• [Exercise instructions]: In the response, the entries must appear exactly as supplied.

--- Listed entries Enclosed Below ---

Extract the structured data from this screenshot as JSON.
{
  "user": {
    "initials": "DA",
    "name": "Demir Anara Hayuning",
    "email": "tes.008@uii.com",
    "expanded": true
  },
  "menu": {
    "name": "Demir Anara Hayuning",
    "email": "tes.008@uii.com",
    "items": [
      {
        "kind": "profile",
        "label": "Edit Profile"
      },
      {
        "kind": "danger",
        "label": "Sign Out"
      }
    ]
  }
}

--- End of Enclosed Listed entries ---

• [Result]:
Extract the structured data from this screenshot as JSON.
{
  "user": {
    "initials": "DA",
    "name": "Demir Anara Hayuning",
    "email": "tes.008@uii.com",
    "expanded": true
  },
  "menu": {
    "name": "Demir Anara Hayuning",
    "email": "tes.008@uii.com",
    "items": [
      {
        "kind": "profile",
        "label": "Edit Profile"
      },
      {
        "kind": "danger",
        "label": "Sign Out"
      }
    ]
  }
}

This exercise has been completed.